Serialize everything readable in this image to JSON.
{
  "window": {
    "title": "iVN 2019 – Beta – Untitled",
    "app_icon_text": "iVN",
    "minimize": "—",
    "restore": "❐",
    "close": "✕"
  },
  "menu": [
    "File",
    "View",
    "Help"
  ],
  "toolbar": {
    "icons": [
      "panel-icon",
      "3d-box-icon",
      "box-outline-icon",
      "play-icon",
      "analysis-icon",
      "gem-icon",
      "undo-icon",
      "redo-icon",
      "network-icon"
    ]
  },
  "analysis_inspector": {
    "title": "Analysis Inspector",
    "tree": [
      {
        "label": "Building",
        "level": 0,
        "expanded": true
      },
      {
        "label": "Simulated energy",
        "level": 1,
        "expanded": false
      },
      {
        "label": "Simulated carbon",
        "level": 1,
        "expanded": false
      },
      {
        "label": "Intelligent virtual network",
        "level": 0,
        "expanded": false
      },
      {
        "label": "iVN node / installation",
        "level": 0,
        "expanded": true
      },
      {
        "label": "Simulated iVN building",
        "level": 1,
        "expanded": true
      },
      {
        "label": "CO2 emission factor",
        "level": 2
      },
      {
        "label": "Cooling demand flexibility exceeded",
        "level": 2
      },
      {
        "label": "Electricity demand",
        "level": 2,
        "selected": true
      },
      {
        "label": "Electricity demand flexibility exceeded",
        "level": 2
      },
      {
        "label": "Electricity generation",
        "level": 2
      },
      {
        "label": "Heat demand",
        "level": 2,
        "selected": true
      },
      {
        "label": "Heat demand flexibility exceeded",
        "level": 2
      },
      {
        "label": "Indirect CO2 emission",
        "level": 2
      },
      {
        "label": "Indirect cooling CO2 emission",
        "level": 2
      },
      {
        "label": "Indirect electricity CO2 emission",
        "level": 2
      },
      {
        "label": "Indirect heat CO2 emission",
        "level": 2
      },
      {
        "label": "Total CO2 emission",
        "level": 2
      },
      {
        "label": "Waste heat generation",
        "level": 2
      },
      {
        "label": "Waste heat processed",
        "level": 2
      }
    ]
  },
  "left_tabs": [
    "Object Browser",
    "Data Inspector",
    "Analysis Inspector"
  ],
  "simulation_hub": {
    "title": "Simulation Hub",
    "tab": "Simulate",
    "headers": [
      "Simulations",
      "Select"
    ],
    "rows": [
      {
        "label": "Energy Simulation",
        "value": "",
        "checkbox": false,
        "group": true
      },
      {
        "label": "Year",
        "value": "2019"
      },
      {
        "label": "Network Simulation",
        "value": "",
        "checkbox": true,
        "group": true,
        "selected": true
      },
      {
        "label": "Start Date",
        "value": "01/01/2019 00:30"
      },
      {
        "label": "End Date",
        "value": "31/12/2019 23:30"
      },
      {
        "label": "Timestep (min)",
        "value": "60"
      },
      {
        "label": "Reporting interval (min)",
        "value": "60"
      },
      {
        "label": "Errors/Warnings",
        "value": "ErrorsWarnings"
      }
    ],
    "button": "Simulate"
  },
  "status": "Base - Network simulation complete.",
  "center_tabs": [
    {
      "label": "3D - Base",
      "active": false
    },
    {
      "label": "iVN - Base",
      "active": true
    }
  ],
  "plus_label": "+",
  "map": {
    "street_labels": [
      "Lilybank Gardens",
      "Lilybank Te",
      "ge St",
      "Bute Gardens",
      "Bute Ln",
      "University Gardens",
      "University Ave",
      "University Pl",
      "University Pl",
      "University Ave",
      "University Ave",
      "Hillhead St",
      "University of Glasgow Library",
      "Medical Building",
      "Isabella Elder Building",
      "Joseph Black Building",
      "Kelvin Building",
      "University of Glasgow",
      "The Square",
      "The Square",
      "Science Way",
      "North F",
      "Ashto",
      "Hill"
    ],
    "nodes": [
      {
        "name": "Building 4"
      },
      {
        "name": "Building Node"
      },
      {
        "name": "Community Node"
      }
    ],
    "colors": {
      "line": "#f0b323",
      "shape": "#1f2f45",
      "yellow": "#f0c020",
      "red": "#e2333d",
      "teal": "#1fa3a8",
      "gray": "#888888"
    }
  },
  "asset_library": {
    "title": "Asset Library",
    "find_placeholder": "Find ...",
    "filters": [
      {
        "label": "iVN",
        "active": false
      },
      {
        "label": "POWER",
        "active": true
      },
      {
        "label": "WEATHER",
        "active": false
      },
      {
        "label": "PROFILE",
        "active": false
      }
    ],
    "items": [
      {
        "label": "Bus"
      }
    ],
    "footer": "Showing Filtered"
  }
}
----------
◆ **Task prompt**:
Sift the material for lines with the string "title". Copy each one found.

◆ **Response to the exercise**:
    "title": "iVN 2019 – Beta – Untitled",
    "title": "Analysis Inspector",
    "title": "Simulation Hub",
    "title": "Asset Library",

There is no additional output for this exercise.